_WHAT YOU HAVE TO DO_
Going through the entries below, count each line that holds "Marcelina" and give only the total.

Component data from apps and pages:
──────────

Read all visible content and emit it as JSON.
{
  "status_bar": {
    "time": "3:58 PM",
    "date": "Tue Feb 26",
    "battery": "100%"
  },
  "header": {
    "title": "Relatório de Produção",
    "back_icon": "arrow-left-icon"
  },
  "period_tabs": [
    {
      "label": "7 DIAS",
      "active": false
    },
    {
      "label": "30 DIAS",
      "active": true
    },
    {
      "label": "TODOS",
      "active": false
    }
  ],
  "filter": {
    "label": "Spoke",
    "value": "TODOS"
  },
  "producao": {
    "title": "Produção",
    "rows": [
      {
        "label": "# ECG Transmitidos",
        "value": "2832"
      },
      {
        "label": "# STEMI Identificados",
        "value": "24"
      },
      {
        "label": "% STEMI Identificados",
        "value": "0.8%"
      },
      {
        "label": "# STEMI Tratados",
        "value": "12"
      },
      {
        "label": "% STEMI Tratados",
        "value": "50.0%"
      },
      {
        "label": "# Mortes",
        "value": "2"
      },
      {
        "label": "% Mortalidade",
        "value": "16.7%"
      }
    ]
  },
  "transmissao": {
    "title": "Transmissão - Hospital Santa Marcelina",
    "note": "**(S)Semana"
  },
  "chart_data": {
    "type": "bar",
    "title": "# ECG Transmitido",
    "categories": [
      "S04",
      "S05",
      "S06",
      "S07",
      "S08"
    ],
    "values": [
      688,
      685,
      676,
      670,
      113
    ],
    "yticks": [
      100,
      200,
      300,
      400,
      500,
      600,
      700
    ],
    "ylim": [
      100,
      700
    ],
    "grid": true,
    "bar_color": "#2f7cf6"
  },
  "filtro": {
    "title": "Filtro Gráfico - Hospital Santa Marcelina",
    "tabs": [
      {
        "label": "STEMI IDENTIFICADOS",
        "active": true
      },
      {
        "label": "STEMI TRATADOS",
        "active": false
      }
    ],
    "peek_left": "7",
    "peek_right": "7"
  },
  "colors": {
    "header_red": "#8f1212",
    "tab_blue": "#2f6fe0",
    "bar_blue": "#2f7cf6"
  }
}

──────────

_EXERCISE ANSWER_
2